Task item >> Every line with "name" in it should be copied from the data.

Exercise inputs >>
----------------
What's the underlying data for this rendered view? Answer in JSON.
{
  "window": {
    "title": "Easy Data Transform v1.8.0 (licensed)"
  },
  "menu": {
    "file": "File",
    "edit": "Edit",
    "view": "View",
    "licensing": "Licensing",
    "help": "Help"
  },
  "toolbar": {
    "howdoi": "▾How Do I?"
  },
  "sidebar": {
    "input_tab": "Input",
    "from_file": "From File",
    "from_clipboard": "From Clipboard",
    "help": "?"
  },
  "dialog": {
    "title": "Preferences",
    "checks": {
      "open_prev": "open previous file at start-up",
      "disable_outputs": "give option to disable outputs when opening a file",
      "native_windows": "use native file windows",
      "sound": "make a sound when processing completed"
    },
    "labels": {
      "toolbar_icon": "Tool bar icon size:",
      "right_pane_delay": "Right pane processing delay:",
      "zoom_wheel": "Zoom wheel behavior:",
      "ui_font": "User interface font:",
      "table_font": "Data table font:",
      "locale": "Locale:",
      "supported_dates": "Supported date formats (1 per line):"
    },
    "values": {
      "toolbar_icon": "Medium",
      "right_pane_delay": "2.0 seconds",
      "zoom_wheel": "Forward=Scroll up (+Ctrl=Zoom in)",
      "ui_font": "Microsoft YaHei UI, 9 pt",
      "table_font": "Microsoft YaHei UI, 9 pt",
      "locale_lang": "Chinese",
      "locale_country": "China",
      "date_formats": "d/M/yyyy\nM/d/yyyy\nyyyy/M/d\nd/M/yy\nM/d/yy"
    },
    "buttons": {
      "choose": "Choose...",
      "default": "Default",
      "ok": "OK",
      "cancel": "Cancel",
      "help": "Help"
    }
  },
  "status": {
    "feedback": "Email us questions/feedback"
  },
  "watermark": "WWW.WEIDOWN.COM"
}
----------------
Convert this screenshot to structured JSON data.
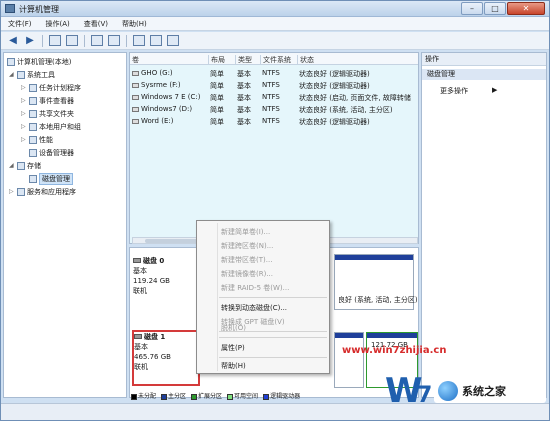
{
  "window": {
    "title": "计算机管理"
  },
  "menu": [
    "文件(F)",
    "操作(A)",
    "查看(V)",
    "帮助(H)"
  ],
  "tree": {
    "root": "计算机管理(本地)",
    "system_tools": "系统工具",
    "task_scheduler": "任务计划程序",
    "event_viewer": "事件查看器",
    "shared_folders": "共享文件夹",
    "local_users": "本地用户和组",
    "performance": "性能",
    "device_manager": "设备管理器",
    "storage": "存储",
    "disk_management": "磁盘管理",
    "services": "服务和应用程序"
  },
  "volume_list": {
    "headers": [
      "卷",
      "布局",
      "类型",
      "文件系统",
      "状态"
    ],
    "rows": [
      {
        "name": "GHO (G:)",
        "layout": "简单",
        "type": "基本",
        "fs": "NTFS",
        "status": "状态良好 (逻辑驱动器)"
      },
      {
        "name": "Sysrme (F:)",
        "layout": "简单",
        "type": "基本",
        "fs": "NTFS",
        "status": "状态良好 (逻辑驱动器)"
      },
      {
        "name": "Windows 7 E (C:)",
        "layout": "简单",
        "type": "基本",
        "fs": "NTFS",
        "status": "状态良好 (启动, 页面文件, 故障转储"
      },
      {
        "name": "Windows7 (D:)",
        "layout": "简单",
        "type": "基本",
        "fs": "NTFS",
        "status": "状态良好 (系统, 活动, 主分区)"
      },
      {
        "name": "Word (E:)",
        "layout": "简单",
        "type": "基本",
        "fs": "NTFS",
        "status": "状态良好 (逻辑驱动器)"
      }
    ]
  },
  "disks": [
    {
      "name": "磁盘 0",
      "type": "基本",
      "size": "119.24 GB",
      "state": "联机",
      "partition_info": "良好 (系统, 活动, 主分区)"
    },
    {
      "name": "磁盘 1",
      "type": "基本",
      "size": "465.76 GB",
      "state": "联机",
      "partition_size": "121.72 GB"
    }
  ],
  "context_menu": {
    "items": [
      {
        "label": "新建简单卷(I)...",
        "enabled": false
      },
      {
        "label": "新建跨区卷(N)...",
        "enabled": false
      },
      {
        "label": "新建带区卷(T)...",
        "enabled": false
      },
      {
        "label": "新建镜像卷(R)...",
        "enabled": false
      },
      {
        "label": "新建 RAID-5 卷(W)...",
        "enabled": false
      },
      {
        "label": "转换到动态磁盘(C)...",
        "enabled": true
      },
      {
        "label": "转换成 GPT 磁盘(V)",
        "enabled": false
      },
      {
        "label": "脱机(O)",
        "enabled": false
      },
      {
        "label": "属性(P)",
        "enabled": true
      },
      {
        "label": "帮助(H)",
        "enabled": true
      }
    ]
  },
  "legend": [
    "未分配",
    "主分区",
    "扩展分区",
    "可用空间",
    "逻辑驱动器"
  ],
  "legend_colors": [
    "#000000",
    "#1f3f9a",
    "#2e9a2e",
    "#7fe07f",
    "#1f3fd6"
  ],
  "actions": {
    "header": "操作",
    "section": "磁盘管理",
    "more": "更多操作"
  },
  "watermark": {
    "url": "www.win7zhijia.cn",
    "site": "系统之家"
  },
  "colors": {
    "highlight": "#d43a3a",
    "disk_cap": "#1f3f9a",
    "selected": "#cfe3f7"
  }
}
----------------
Response to the exercise >>
        "name": "GHO (G:)",
        "name": "Sysrme (F:)",
        "name": "Windows 7 E (C:)",
        "name": "Windows7 (D:)",
        "name": "Word (E:)",
      "name": "磁盘 0",
      "name": "磁盘 1",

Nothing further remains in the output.